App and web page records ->

◇ ◇ ◇ ◇ ◇

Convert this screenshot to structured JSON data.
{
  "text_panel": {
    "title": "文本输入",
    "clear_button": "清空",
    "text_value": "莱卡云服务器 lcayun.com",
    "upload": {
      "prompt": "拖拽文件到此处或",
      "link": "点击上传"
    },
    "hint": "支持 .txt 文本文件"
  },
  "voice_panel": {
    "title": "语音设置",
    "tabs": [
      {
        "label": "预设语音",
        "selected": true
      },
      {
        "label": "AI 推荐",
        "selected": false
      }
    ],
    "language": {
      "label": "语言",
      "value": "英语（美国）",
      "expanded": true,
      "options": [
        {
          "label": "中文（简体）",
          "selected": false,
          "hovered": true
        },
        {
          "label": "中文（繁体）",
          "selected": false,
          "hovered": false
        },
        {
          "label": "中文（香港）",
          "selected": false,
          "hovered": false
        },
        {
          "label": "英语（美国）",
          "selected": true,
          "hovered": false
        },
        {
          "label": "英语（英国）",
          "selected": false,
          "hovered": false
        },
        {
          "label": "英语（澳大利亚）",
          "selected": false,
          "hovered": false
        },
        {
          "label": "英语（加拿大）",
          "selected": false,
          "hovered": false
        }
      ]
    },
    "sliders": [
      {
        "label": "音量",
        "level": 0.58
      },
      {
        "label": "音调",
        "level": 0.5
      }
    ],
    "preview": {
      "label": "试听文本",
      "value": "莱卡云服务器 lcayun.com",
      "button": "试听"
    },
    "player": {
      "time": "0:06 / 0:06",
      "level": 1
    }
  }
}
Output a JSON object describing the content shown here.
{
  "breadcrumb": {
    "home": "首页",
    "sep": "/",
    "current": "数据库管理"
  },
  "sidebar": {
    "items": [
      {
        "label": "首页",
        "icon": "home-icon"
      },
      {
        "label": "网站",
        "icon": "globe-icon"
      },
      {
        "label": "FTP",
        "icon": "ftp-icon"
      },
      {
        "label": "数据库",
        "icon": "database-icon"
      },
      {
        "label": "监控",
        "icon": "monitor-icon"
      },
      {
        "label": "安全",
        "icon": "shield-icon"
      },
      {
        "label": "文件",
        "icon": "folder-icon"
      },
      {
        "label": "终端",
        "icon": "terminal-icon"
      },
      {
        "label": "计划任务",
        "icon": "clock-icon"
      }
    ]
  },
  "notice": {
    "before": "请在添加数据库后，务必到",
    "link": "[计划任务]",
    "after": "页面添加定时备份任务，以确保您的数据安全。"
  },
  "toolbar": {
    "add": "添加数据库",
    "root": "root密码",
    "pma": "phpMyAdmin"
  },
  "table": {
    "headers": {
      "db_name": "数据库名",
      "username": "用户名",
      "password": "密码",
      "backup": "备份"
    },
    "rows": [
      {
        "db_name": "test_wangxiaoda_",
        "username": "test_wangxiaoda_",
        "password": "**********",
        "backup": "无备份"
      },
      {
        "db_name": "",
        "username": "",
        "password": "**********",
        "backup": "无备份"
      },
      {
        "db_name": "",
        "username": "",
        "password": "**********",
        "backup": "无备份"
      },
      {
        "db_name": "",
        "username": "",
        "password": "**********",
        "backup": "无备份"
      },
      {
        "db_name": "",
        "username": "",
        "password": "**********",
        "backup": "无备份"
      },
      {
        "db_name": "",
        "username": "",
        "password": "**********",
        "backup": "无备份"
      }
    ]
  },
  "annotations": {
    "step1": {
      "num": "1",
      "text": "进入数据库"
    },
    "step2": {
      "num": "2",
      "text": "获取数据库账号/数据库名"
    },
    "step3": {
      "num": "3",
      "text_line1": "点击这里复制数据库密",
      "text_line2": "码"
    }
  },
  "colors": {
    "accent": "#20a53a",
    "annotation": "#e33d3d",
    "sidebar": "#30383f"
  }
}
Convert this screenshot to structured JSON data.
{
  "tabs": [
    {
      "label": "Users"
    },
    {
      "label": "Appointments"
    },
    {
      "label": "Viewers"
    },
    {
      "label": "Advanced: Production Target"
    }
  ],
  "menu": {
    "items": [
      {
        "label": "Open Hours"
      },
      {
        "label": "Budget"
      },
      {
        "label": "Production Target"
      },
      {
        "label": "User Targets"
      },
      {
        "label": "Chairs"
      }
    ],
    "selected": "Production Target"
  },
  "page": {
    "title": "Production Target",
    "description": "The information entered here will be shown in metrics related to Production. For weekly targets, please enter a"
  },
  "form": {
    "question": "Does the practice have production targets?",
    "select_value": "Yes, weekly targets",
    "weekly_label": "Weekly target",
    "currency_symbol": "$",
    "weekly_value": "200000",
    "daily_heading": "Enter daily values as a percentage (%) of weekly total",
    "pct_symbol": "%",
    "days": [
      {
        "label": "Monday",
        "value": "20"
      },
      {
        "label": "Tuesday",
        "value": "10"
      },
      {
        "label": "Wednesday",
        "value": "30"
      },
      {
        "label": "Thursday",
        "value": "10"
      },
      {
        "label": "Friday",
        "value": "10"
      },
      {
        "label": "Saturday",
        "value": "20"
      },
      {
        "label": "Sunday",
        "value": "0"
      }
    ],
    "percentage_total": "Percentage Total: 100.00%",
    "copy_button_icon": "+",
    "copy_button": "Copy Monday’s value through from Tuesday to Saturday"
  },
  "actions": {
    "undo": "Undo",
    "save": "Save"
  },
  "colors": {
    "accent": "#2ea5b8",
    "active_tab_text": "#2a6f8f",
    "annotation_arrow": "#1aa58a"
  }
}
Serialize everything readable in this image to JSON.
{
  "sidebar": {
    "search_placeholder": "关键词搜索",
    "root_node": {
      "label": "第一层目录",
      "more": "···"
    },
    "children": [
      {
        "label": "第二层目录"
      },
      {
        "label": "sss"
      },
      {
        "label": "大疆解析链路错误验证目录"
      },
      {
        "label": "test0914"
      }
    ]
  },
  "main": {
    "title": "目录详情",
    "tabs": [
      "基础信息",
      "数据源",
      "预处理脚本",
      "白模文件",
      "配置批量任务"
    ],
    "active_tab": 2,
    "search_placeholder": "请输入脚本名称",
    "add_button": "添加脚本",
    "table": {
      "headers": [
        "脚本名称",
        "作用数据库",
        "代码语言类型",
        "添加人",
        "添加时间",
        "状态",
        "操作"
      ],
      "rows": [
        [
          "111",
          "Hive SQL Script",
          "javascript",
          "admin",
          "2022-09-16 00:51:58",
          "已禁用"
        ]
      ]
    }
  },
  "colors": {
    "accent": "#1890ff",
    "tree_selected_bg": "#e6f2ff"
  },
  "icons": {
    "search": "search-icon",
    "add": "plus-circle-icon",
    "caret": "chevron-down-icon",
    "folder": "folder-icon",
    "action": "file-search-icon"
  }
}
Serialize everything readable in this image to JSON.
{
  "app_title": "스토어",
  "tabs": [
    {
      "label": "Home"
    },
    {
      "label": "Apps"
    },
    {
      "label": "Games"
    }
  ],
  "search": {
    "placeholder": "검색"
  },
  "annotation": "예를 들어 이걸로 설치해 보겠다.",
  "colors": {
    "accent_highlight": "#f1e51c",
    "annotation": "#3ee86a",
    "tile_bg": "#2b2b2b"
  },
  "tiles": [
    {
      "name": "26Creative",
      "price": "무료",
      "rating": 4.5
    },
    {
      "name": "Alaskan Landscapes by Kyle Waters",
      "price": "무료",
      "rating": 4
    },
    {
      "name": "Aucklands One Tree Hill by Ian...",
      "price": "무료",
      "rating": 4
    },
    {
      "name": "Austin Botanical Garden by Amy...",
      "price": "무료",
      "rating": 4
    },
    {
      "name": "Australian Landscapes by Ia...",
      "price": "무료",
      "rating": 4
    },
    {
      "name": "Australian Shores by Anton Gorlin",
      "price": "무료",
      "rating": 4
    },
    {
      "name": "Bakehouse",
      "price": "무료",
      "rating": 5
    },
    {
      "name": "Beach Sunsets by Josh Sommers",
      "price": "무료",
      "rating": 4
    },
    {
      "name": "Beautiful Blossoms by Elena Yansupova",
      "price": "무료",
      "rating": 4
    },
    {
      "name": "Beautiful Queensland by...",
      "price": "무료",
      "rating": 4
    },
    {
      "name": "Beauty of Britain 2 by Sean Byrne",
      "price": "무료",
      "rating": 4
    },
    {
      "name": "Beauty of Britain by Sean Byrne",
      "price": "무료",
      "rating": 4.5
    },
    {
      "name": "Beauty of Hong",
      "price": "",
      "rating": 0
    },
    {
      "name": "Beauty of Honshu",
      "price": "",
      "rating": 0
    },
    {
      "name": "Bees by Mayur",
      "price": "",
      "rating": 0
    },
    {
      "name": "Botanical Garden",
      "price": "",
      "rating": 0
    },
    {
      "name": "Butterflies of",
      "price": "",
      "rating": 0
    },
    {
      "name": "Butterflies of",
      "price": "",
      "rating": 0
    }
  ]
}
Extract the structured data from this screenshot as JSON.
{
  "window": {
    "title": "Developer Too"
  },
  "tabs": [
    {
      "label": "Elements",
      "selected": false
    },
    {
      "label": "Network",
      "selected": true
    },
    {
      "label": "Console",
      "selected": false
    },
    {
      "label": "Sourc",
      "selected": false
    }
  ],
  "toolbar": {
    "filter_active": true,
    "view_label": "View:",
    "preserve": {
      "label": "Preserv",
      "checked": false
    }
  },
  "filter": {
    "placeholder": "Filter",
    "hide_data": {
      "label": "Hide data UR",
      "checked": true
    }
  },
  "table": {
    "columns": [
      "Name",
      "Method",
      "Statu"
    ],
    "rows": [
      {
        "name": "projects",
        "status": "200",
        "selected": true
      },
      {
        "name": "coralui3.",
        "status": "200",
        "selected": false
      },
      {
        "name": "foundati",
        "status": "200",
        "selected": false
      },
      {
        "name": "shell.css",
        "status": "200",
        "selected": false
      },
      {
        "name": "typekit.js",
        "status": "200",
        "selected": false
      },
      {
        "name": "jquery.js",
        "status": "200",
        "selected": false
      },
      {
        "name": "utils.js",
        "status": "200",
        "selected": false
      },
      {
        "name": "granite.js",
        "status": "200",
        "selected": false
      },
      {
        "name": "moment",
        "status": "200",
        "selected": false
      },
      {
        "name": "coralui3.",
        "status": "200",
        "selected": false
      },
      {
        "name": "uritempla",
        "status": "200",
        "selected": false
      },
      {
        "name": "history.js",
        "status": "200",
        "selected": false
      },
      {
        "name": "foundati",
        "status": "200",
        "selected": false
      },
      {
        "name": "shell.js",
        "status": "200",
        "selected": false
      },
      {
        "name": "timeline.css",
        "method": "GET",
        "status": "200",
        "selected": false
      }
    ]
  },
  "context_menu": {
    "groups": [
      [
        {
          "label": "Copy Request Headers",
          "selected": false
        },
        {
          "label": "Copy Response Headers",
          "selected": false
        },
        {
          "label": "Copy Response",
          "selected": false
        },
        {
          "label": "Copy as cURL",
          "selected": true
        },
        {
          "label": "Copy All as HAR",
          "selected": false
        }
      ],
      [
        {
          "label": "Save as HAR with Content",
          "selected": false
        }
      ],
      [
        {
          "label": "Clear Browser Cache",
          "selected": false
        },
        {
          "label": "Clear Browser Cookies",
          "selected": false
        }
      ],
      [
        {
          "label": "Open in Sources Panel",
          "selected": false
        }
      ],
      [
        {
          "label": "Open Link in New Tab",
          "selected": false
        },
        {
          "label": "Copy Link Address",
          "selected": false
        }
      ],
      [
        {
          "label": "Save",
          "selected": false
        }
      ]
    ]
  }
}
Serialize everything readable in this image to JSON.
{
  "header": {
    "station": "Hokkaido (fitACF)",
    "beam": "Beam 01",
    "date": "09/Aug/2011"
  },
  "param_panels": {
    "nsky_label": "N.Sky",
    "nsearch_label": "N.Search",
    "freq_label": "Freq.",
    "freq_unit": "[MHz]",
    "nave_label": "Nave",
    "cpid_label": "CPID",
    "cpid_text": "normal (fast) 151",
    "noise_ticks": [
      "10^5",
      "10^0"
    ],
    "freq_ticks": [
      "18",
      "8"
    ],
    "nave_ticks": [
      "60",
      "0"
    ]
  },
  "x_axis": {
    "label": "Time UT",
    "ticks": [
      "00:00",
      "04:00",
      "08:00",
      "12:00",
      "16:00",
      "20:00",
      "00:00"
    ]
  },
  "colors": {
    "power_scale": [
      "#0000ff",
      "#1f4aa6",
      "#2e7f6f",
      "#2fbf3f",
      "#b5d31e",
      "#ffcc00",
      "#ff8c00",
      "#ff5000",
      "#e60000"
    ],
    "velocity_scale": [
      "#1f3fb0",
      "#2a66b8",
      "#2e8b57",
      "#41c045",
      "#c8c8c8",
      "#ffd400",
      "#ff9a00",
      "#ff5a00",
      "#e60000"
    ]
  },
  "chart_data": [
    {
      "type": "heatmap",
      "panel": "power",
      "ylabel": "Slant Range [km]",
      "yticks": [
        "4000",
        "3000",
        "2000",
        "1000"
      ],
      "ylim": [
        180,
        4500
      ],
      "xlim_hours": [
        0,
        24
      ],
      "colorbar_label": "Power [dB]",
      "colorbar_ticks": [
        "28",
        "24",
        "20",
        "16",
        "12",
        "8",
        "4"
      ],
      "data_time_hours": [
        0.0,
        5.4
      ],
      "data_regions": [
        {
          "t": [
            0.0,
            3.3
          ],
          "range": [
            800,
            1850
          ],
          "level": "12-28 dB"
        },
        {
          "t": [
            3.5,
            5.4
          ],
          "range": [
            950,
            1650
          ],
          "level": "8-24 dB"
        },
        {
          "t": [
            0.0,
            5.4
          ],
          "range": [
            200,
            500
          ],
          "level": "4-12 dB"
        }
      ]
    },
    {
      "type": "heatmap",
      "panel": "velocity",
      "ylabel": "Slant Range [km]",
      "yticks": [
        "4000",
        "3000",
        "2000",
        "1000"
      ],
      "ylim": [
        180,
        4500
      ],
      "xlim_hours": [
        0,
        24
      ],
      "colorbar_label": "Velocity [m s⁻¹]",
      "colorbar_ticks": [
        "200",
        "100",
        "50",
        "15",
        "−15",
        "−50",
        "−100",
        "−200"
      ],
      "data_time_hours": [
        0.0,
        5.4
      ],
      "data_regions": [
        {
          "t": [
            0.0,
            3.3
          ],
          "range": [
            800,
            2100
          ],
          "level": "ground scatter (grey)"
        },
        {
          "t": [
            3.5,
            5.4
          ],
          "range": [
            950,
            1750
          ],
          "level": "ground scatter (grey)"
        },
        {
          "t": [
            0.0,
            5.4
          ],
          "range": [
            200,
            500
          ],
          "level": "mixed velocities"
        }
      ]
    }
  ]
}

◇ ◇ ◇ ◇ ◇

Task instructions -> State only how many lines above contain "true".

Solved exercise -> 9